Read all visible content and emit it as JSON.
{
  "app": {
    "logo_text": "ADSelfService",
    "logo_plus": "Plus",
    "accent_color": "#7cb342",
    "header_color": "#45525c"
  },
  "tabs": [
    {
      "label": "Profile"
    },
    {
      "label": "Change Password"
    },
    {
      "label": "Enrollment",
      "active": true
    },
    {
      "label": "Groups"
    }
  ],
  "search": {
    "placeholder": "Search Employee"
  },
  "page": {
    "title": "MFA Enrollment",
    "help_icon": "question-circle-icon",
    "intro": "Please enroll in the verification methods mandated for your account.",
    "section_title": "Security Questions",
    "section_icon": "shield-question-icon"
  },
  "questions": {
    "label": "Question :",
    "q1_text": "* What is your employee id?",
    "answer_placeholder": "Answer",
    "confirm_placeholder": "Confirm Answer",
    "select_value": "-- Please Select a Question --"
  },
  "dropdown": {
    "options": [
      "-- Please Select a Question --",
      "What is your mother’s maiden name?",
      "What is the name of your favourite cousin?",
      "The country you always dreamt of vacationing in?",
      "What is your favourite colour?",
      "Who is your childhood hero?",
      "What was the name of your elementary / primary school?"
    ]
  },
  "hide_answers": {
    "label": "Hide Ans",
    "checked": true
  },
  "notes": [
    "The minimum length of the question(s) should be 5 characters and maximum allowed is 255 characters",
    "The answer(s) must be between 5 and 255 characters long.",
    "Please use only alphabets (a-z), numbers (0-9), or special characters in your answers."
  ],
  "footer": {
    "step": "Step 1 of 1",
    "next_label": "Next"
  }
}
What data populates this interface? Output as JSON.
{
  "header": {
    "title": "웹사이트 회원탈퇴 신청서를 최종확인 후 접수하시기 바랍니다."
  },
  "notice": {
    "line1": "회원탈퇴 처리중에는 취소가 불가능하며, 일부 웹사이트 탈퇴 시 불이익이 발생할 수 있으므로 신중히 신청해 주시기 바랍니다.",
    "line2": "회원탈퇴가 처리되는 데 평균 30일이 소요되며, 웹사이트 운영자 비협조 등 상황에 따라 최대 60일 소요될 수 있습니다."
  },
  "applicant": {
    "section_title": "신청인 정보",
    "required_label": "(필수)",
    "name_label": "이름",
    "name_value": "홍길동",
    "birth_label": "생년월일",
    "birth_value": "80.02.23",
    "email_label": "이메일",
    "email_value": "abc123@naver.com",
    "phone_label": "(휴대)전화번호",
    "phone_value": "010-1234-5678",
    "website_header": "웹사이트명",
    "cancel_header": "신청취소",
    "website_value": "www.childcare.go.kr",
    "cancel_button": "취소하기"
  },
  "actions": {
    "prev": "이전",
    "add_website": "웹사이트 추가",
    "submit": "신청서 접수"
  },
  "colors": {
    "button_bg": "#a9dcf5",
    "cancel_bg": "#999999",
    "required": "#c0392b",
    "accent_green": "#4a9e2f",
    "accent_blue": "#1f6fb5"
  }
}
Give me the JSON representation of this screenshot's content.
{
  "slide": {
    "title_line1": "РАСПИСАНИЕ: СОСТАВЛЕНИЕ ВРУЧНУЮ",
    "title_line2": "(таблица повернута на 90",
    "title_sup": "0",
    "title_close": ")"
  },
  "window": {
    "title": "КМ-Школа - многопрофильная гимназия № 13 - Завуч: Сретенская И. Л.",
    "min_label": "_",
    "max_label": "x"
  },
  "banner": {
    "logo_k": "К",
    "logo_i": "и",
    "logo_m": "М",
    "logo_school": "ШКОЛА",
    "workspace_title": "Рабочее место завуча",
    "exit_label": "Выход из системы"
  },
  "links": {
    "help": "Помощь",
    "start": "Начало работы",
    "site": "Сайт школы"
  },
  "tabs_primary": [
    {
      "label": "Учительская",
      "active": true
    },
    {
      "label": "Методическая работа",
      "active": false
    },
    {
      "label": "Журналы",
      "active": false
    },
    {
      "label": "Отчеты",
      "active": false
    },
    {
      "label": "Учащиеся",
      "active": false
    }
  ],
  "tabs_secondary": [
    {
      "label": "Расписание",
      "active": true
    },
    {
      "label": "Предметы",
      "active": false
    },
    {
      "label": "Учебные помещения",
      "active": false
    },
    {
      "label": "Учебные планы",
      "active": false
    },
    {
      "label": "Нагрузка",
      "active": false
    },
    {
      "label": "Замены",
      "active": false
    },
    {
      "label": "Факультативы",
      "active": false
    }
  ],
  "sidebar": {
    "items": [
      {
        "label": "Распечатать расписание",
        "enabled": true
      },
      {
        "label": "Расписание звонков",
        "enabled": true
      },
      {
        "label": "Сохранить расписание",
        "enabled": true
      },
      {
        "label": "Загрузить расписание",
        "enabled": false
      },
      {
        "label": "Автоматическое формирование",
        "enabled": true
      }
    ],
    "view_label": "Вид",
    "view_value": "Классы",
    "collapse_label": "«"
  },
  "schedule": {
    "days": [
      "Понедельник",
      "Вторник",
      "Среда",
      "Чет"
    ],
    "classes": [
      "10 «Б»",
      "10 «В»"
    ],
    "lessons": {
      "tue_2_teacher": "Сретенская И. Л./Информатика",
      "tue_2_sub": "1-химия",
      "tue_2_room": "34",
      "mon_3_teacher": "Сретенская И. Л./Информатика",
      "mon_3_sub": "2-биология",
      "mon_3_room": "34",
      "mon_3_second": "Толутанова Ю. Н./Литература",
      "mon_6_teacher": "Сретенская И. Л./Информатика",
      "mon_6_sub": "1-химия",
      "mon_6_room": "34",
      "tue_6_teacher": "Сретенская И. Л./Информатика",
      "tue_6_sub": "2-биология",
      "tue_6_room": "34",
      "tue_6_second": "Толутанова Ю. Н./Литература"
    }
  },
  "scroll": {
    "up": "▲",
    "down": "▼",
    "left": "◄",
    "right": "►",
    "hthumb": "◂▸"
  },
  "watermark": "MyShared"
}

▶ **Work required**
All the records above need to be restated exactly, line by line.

▶ **Response below**
Read all visible content and emit it as JSON.
{
  "app": {
    "logo_text": "ADSelfService",
    "logo_plus": "Plus",
    "accent_color": "#7cb342",
    "header_color": "#45525c"
  },
  "tabs": [
    {
      "label": "Profile"
    },
    {
      "label": "Change Password"
    },
    {
      "label": "Enrollment",
      "active": true
    },
    {
      "label": "Groups"
    }
  ],
  "search": {
    "placeholder": "Search Employee"
  },
  "page": {
    "title": "MFA Enrollment",
    "help_icon": "question-circle-icon",
    "intro": "Please enroll in the verification methods mandated for your account.",
    "section_title": "Security Questions",
    "section_icon": "shield-question-icon"
  },
  "questions": {
    "label": "Question :",
    "q1_text": "* What is your employee id?",
    "answer_placeholder": "Answer",
    "confirm_placeholder": "Confirm Answer",
    "select_value": "-- Please Select a Question --"
  },
  "dropdown": {
    "options": [
      "-- Please Select a Question --",
      "What is your mother’s maiden name?",
      "What is the name of your favourite cousin?",
      "The country you always dreamt of vacationing in?",
      "What is your favourite colour?",
      "Who is your childhood hero?",
      "What was the name of your elementary / primary school?"
    ]
  },
  "hide_answers": {
    "label": "Hide Ans",
    "checked": true
  },
  "notes": [
    "The minimum length of the question(s) should be 5 characters and maximum allowed is 255 characters",
    "The answer(s) must be between 5 and 255 characters long.",
    "Please use only alphabets (a-z), numbers (0-9), or special characters in your answers."
  ],
  "footer": {
    "step": "Step 1 of 1",
    "next_label": "Next"
  }
}
What data populates this interface? Output as JSON.
{
  "header": {
    "title": "웹사이트 회원탈퇴 신청서를 최종확인 후 접수하시기 바랍니다."
  },
  "notice": {
    "line1": "회원탈퇴 처리중에는 취소가 불가능하며, 일부 웹사이트 탈퇴 시 불이익이 발생할 수 있으므로 신중히 신청해 주시기 바랍니다.",
    "line2": "회원탈퇴가 처리되는 데 평균 30일이 소요되며, 웹사이트 운영자 비협조 등 상황에 따라 최대 60일 소요될 수 있습니다."
  },
  "applicant": {
    "section_title": "신청인 정보",
    "required_label": "(필수)",
    "name_label": "이름",
    "name_value": "홍길동",
    "birth_label": "생년월일",
    "birth_value": "80.02.23",
    "email_label": "이메일",
    "email_value": "abc123@naver.com",
    "phone_label": "(휴대)전화번호",
    "phone_value": "010-1234-5678",
    "website_header": "웹사이트명",
    "cancel_header": "신청취소",
    "website_value": "www.childcare.go.kr",
    "cancel_button": "취소하기"
  },
  "actions": {
    "prev": "이전",
    "add_website": "웹사이트 추가",
    "submit": "신청서 접수"
  },
  "colors": {
    "button_bg": "#a9dcf5",
    "cancel_bg": "#999999",
    "required": "#c0392b",
    "accent_green": "#4a9e2f",
    "accent_blue": "#1f6fb5"
  }
}
Give me the JSON representation of this screenshot's content.
{
  "slide": {
    "title_line1": "РАСПИСАНИЕ: СОСТАВЛЕНИЕ ВРУЧНУЮ",
    "title_line2": "(таблица повернута на 90",
    "title_sup": "0",
    "title_close": ")"
  },
  "window": {
    "title": "КМ-Школа - многопрофильная гимназия № 13 - Завуч: Сретенская И. Л.",
    "min_label": "_",
    "max_label": "x"
  },
  "banner": {
    "logo_k": "К",
    "logo_i": "и",
    "logo_m": "М",
    "logo_school": "ШКОЛА",
    "workspace_title": "Рабочее место завуча",
    "exit_label": "Выход из системы"
  },
  "links": {
    "help": "Помощь",
    "start": "Начало работы",
    "site": "Сайт школы"
  },
  "tabs_primary": [
    {
      "label": "Учительская",
      "active": true
    },
    {
      "label": "Методическая работа",
      "active": false
    },
    {
      "label": "Журналы",
      "active": false
    },
    {
      "label": "Отчеты",
      "active": false
    },
    {
      "label": "Учащиеся",
      "active": false
    }
  ],
  "tabs_secondary": [
    {
      "label": "Расписание",
      "active": true
    },
    {
      "label": "Предметы",
      "active": false
    },
    {
      "label": "Учебные помещения",
      "active": false
    },
    {
      "label": "Учебные планы",
      "active": false
    },
    {
      "label": "Нагрузка",
      "active": false
    },
    {
      "label": "Замены",
      "active": false
    },
    {
      "label": "Факультативы",
      "active": false
    }
  ],
  "sidebar": {
    "items": [
      {
        "label": "Распечатать расписание",
        "enabled": true
      },
      {
        "label": "Расписание звонков",
        "enabled": true
      },
      {
        "label": "Сохранить расписание",
        "enabled": true
      },
      {
        "label": "Загрузить расписание",
        "enabled": false
      },
      {
        "label": "Автоматическое формирование",
        "enabled": true
      }
    ],
    "view_label": "Вид",
    "view_value": "Классы",
    "collapse_label": "«"
  },
  "schedule": {
    "days": [
      "Понедельник",
      "Вторник",
      "Среда",
      "Чет"
    ],
    "classes": [
      "10 «Б»",
      "10 «В»"
    ],
    "lessons": {
      "tue_2_teacher": "Сретенская И. Л./Информатика",
      "tue_2_sub": "1-химия",
      "tue_2_room": "34",
      "mon_3_teacher": "Сретенская И. Л./Информатика",
      "mon_3_sub": "2-биология",
      "mon_3_room": "34",
      "mon_3_second": "Толутанова Ю. Н./Литература",
      "mon_6_teacher": "Сретенская И. Л./Информатика",
      "mon_6_sub": "1-химия",
      "mon_6_room": "34",
      "tue_6_teacher": "Сретенская И. Л./Информатика",
      "tue_6_sub": "2-биология",
      "tue_6_room": "34",
      "tue_6_second": "Толутанова Ю. Н./Литература"
    }
  },
  "scroll": {
    "up": "▲",
    "down": "▼",
    "left": "◄",
    "right": "►",
    "hthumb": "◂▸"
  },
  "watermark": "MyShared"
}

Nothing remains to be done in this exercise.